Exercise directions:
In the entries below, find every line with the string "selector" and copy it.

BEGIN Provided records

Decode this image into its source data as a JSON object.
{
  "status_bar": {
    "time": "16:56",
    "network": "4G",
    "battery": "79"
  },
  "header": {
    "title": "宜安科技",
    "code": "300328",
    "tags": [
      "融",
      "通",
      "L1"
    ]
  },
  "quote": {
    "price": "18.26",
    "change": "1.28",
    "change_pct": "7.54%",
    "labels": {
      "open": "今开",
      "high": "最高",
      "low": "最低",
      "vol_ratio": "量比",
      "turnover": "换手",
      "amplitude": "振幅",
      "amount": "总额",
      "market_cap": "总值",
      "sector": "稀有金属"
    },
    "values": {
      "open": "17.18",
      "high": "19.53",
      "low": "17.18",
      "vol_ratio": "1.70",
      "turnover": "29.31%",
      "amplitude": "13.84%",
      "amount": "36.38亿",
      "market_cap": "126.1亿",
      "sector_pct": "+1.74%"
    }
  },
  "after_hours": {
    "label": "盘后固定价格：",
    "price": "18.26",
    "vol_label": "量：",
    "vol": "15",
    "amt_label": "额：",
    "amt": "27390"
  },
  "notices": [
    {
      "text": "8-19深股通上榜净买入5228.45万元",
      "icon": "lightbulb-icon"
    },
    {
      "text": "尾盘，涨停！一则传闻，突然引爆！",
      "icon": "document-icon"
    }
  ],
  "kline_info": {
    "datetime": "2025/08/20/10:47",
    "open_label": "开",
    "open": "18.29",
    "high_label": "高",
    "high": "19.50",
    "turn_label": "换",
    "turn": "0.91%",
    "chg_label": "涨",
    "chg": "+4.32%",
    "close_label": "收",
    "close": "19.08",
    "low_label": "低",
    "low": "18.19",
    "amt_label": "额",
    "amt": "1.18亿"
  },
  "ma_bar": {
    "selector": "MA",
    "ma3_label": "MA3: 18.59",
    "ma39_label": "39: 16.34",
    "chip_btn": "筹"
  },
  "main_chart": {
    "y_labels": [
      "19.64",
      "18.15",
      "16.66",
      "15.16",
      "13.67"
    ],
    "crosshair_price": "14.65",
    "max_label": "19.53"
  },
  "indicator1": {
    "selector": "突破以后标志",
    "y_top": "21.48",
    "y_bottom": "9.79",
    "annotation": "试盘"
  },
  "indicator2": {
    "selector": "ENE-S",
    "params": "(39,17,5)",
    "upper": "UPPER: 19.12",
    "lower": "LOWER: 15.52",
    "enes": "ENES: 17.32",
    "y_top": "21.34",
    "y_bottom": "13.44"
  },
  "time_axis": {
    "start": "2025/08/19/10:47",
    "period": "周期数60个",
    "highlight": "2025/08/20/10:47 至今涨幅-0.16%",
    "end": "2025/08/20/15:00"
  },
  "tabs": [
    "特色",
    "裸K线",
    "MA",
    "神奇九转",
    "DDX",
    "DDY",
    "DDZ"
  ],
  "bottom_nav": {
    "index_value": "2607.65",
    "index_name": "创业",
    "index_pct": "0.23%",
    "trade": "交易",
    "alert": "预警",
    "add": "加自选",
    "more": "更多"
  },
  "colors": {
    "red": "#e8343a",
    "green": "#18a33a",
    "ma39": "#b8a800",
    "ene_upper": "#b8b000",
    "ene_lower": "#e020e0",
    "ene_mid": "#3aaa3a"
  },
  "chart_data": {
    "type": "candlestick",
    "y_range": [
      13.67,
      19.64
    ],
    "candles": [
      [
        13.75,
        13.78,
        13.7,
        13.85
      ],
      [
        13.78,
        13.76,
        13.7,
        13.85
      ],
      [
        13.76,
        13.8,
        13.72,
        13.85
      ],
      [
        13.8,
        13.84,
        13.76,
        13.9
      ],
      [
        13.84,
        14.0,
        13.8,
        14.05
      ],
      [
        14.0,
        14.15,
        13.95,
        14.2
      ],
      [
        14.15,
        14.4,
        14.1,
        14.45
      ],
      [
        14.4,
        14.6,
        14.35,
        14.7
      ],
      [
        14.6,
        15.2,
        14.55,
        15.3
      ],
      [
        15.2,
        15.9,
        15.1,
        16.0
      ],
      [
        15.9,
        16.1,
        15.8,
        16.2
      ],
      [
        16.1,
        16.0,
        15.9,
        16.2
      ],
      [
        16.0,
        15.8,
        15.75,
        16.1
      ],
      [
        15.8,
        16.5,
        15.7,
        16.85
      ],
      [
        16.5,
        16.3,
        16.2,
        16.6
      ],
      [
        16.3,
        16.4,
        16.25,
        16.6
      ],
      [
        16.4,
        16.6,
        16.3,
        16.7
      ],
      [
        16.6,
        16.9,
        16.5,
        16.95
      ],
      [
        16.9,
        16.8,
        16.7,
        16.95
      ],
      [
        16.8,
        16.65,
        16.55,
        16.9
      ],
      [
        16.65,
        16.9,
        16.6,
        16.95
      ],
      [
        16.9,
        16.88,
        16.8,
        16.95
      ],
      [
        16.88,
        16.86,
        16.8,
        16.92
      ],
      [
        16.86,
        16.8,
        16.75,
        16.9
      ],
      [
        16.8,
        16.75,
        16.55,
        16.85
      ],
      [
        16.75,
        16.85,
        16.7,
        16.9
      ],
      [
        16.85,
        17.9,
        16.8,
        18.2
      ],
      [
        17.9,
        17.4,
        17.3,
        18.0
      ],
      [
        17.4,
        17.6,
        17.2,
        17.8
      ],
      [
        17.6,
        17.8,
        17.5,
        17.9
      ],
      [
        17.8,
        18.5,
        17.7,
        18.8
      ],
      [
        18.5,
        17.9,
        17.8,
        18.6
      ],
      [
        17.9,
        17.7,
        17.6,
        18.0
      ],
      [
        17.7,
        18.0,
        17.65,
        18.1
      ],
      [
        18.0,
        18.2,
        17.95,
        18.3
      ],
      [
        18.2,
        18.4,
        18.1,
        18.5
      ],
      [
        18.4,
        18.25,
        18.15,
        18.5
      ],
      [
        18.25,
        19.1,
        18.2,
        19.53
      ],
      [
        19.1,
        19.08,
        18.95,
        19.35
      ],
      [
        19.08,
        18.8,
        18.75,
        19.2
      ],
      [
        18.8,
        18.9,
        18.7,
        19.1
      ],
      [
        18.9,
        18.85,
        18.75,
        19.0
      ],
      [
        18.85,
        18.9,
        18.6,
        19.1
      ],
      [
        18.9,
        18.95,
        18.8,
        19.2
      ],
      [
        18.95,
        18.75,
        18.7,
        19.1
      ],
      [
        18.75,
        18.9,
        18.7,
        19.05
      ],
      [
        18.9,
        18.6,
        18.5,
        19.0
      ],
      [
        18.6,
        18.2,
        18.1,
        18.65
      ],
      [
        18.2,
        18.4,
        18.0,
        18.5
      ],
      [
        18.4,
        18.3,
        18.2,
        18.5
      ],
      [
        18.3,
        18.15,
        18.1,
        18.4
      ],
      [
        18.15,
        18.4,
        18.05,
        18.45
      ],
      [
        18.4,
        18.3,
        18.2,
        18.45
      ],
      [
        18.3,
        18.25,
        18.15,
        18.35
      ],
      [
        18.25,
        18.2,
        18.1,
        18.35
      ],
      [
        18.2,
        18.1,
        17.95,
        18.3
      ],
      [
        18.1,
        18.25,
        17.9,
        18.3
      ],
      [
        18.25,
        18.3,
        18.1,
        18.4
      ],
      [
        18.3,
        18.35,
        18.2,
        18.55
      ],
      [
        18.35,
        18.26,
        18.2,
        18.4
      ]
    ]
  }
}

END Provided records

Solution:
    "selector": "MA",
    "selector": "突破以后标志",
    "selector": "ENE-S",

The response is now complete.